Gillibrand has not reversed her stance on anti-BDS legislation and has repeatedly voted, along with most of her fellow Democrats, not to advance a recent bill that enables state and local governments in the United States to fight anti-Israel initiatives.

U.S. Sen. Kirsten Gillibrand (D-N.Y.) speaks at the 2017 Women’s March in Washington, D.C. Credit: Screenshot.

She spoke at the 2017 Women’s March, a movement whose top leaders have been associated with anti-Semitism, including support for Nation of Islam leader Louis Farrakhan, though her involvement was early on in its activism and had more to do with the general participants.

She did, however, pen a profile of the leaders, who were jointly listed as one of Time’s 100 most influential people in the world in 2017.

The Women’s March was the most inspiring and transformational moment I’ve ever witnessed in politics.
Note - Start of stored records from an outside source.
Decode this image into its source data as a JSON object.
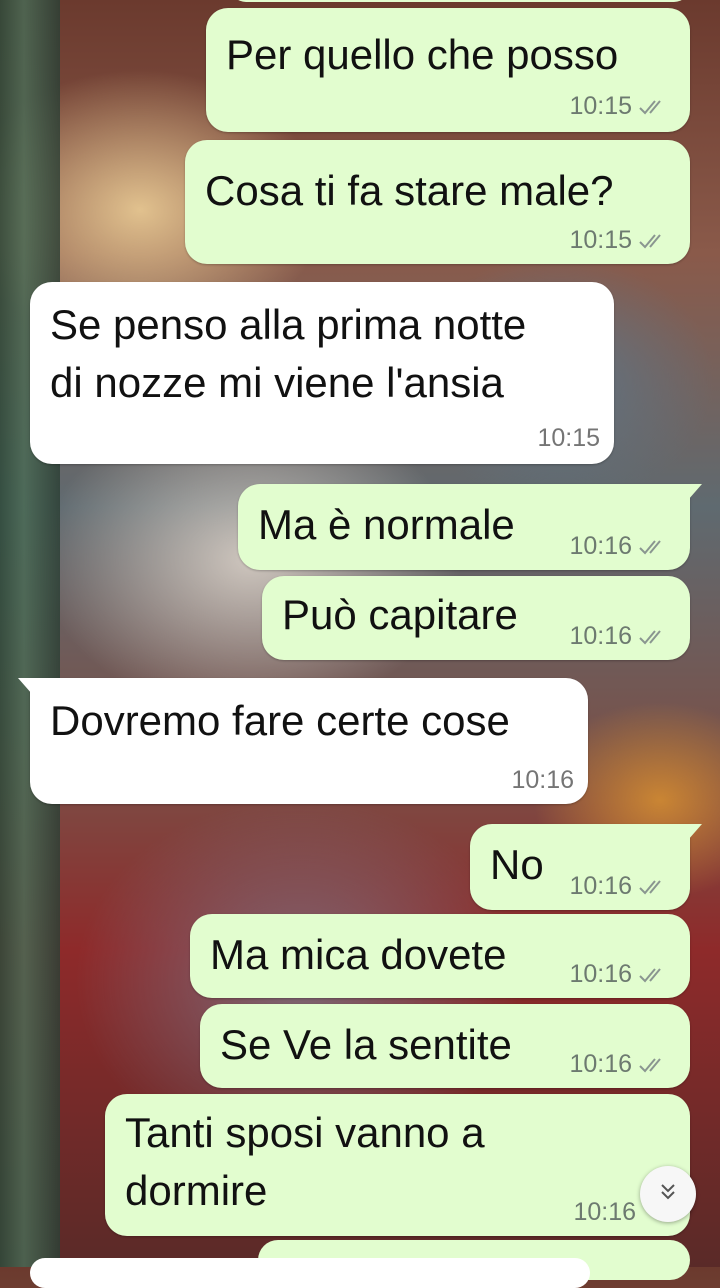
{
  "messages": [
    {
      "text": "Per quello che posso",
      "time": "10:15",
      "direction": "out",
      "status": "read"
    },
    {
      "text": "Cosa ti fa stare male?",
      "time": "10:15",
      "direction": "out",
      "status": "read"
    },
    {
      "text_line1": "Se penso alla prima notte",
      "text_line2": "di nozze mi viene l'ansia",
      "time": "10:15",
      "direction": "in"
    },
    {
      "text": "Ma è normale",
      "time": "10:16",
      "direction": "out",
      "status": "read"
    },
    {
      "text": "Può capitare",
      "time": "10:16",
      "direction": "out",
      "status": "read"
    },
    {
      "text": "Dovremo fare certe cose",
      "time": "10:16",
      "direction": "in"
    },
    {
      "text": "No",
      "time": "10:16",
      "direction": "out",
      "status": "read"
    },
    {
      "text": "Ma mica dovete",
      "time": "10:16",
      "direction": "out",
      "status": "read"
    },
    {
      "text": "Se Ve la sentite",
      "time": "10:16",
      "direction": "out",
      "status": "read"
    },
    {
      "text_line1": "Tanti sposi vanno a",
      "text_line2": "dormire",
      "time": "10:16",
      "direction": "out"
    }
  ],
  "icons": {
    "read_receipt": "double-check-icon",
    "scroll_down": "double-chevron-down-icon"
  },
  "colors": {
    "outgoing_bubble": "#e2fdcf",
    "incoming_bubble": "#ffffff",
    "check": "#8a9690"
  }
}
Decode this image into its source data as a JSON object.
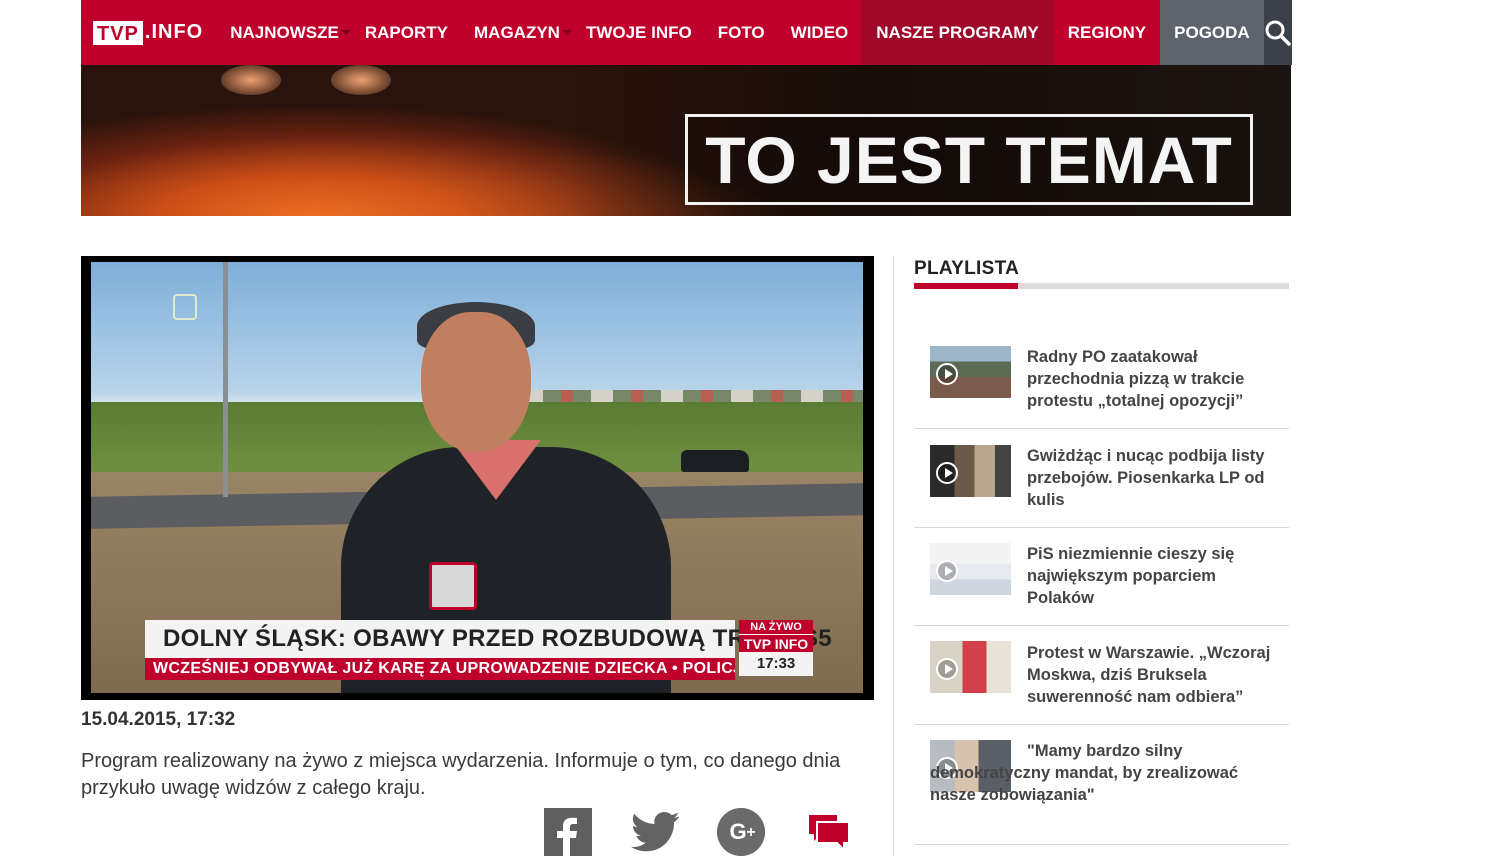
{
  "nav": {
    "logo_box": "TVP",
    "logo_rest": ".INFO",
    "items": [
      {
        "label": "NAJNOWSZE"
      },
      {
        "label": "RAPORTY"
      },
      {
        "label": "MAGAZYN"
      },
      {
        "label": "TWOJE INFO"
      },
      {
        "label": "FOTO"
      },
      {
        "label": "WIDEO"
      },
      {
        "label": "NASZE PROGRAMY"
      },
      {
        "label": "REGIONY"
      },
      {
        "label": "POGODA"
      }
    ],
    "search_icon": "search-icon",
    "colors": {
      "brand": "#c0002c",
      "programy_bg": "#a0082b",
      "pogoda_bg": "#5d636b",
      "search_bg": "#3b4148"
    }
  },
  "banner": {
    "title": "TO JEST TEMAT"
  },
  "video": {
    "lower_third": "DOLNY ŚLĄSK: OBAWY PRZED ROZBUDOWĄ TRASY S5",
    "ticker": "WCZEŚNIEJ ODBYWAŁ JUŻ KARĘ ZA UPROWADZENIE DZIECKA • POLICJA:",
    "live_label": "NA ŻYWO",
    "live_logo": "TVP INFO",
    "live_time": "17:33"
  },
  "article": {
    "date": "15.04.2015, 17:32",
    "description": "Program realizowany na żywo z miejsca wydarzenia. Informuje o tym, co danego dnia przykuło uwagę widzów z całego kraju."
  },
  "share": {
    "icons": [
      "facebook-icon",
      "twitter-icon",
      "google-plus-icon",
      "comments-icon"
    ]
  },
  "playlist": {
    "title": "PLAYLISTA",
    "items": [
      {
        "title": "Radny PO zaatakował przechodnia pizzą w trakcie protestu „totalnej opozycji”"
      },
      {
        "title": "Gwiżdżąc i nucąc podbija listy przebojów. Piosenkarka LP od kulis"
      },
      {
        "title": "PiS niezmiennie cieszy się największym poparciem Polaków"
      },
      {
        "title": "Protest w Warszawie. „Wczoraj Moskwa, dziś Bruksela suwerenność nam odbiera”"
      },
      {
        "title": "\"Mamy bardzo silny demokratyczny mandat, by zrealizować nasze zobowiązania\""
      }
    ]
  }
}
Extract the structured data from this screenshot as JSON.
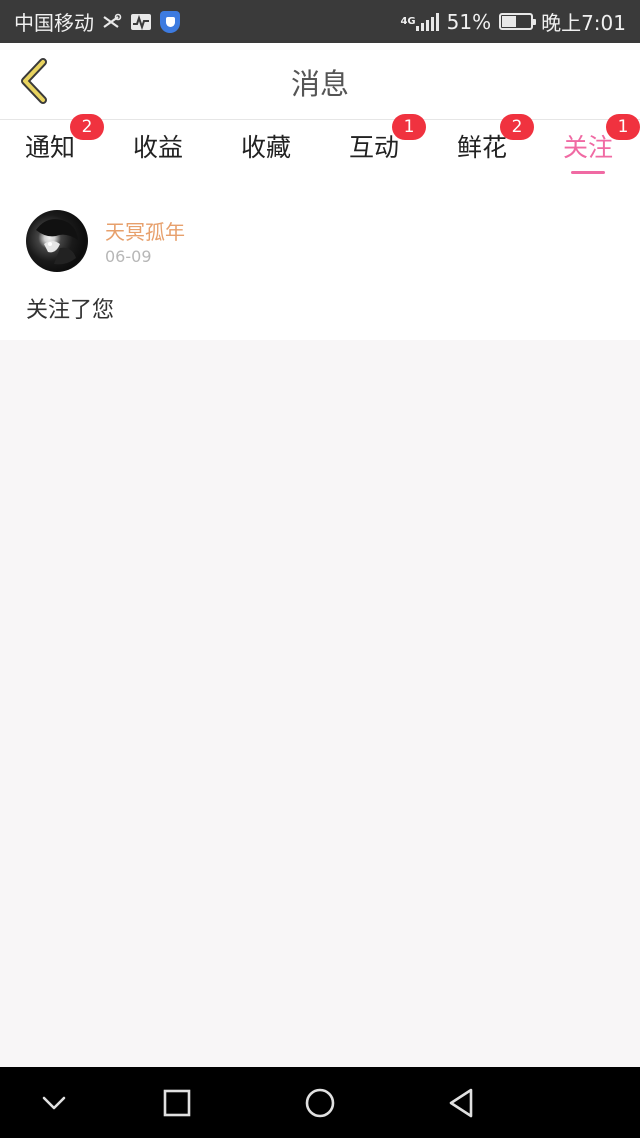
{
  "status_bar": {
    "carrier": "中国移动",
    "network": "4G",
    "battery_percent": "51%",
    "battery_level": 0.51,
    "time": "晚上7:01"
  },
  "header": {
    "title": "消息",
    "back_icon": "chevron-left-icon"
  },
  "tabs": [
    {
      "label": "通知",
      "badge": "2",
      "active": false
    },
    {
      "label": "收益",
      "badge": "",
      "active": false
    },
    {
      "label": "收藏",
      "badge": "",
      "active": false
    },
    {
      "label": "互动",
      "badge": "1",
      "active": false
    },
    {
      "label": "鲜花",
      "badge": "2",
      "active": false
    },
    {
      "label": "关注",
      "badge": "1",
      "active": true
    }
  ],
  "messages": [
    {
      "username": "天冥孤年",
      "date": "06-09",
      "text": "关注了您"
    }
  ],
  "colors": {
    "accent": "#f06aa3",
    "badge": "#f0323f",
    "username": "#e7a06c",
    "back_icon": "#e8d35f"
  },
  "navbar": {
    "icons": [
      "chevron-down-icon",
      "square-icon",
      "circle-icon",
      "triangle-back-icon"
    ]
  }
}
It was a joyful day of clarity and a lightning bolt of awakening for so many women and men who demanded to be heard.

And it happened because four extraordinary women—Tamika Mallory, Bob Bland, Carmen Perez and Linda Sarsour—had the courage to take on something big, important and urgent, and never gave up. Because of their hard work, millions of people got off the sidelines, raised their voices and marched. The images of Jan. 21, 2017, show a diverse, dynamic America—striving for equality for all. The moment and movement mattered so profoundly because it was intersectional and deeply personal.

This is the rebirth of the women’s movement. These women are the suffragists of our time. And our movement isn’t going away—it’s just the beginning.

Mixed record on Israel

Moreover, Gillibrand called for restraint on both sides of the Israel-Hamas conflict amid the terrorist group launching rockets from Gaza into Israel in November 2018.

“The escalation in violence on the Israel-Gaza border is deeply disturbing, and I am relieved that Israel’s missile defense programs were able to avert civilian fatalities from this disgraceful terror attack. I urge calm so the situation does not further escalate, and I still remain hopeful for a long-term, peaceful solution to this tragic conflict,” she said. “But the only way we will accomplish that is through negotiations that create conditions for safety and economic security—not through rocket attacks or any other acts of terrorism.”

At a July 2017 town hall, she questioned whether Israeli Prime Minister Benjamin Netanyahu is committed to negotiations: “I am concerned that Prime Minister Netanyahu does not have a plan for peace and doesn’t have a vision for peace.”

“In our [2016] meeting [in Israel] with Prime Minister Netanyahu, the question we asked is, what is your vision for peace, and he didn’t have one,” she said.

“He just said my only hope is that I protect my people from rockets,” she added. “If you don’t have a vision, if you don’t have a plan, then it is never going to happen. And so we do need to require more of our world leaders, and I think a call to action to Israel’s government to have a plan for peace is really incumbent on all of us.”

Nonetheless, Gillibrand has condemned the prevalent anti-Israel bias at the United Nations.

In January 2017, she supported a Senate resolution to refute U.N. Security Council Resolution 2334, condemning Israeli neighborhoods in Judea and Samaria. The United States abstained from voting, thereby allowing it to pass.

The following April, Gillibrand signed a joint letter to U.N. Secretary General António Guterres, calling for the end of the world body’s animosity towards the Jewish state.

Whether Gillibrand will change her past stances, including on issues where she has already done a reversal, on the campaign trail will be something to watch.